are you kidding? there is a huge difference here. The reaper has been torturing hotch personally with his family, he just killed his wife on the phone with him, and was trying to kill his son.
Emily just simply killed a man because… she screwed up. What she suffered was not nearly as bad as what Hotch did. Sit down.
[tw: rape, discussion of assault]
In the original sides for Elle’s character, it was stated that she was a rape survivor. Even if you don’t want to take that for canon, Elle is still a woman who has worked sex crimes for large portions of her career. She works day in and day out with people who have their lives shattered by others who have decided to just take what they want with no thought to how it could hurt someone else. She has seen the aftermath of rape time and time again, and she knows how the system works.
Elle is a survivor of assault in canon—because what the Fisher King did to her was assault. He shot her and put his hand into her chest so that he could paint the walls with her blood. Elle nearly died, and it all happened in the one place where she was supposed to be able to feel safe—her home. She gets to live in the place where she was horrifically assaulted and nearly killed, day in and day out. She gets to go to work to co-workers who, despite their best intentions, cannot relate to her because they don’t (yet) understand what that kind of trauma feels like. She loses her faith in her team—her co-workers, her family.
Every single case in season two up to this point deals with rape. Every last one. And it’s on purpose—Elle is constantly being forced to deal with reminders of what she went through, what she will never be able to forget was done to her.
And then, when it’s time to use someone as bait for a rapist, Hotch and Gideon send her in. They put her in a house alone and waited for a man to walk through the door and try to assault her. She full on had to relive her assault, because the people who were meant to be looking out for her weren’t.
What Elle did was not a good thing. It was not an honorable thing. She screwed up, yes. She took the considerable amount of authority that she had as an agent and used it to kill someone. But you can’t tell me that Elle’s trauma and the rate at which she is expected to deal with triggering reminders of it don’t make what she did understandable.
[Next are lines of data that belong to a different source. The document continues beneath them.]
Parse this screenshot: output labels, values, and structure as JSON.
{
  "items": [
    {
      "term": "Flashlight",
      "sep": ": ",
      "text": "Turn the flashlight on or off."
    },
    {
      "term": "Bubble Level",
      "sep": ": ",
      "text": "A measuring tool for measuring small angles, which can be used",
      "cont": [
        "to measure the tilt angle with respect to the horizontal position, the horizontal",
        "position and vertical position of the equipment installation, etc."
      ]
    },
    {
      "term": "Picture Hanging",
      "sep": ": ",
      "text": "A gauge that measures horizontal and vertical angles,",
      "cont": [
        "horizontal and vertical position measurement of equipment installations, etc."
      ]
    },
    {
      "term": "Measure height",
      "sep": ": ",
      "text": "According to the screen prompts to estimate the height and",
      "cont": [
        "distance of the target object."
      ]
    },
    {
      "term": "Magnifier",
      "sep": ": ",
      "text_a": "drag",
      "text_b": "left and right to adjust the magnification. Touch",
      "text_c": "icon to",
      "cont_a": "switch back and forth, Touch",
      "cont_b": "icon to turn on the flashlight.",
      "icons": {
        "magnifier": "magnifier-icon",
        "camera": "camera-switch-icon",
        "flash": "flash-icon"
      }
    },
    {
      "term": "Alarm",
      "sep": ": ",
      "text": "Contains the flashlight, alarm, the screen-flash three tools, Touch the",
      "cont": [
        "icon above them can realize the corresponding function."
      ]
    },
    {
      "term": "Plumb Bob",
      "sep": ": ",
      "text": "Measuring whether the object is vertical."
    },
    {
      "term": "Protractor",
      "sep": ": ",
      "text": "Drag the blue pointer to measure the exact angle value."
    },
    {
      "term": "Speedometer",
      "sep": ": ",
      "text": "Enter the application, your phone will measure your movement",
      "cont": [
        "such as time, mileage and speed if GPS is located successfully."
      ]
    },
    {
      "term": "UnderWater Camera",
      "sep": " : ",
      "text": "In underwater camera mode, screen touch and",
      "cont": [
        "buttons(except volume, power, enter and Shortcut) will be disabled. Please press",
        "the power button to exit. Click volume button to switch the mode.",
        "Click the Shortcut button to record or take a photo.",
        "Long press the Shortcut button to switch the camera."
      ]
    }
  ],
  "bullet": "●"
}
Hotch and Elle’s paralleling trauma narratives are not a way of saying one of them was right and one was wrong. The trauma that they had suffered and the PTSD that was present in both cases both played major roles in them taking justice into their own hands in ways that neither of them are proud of.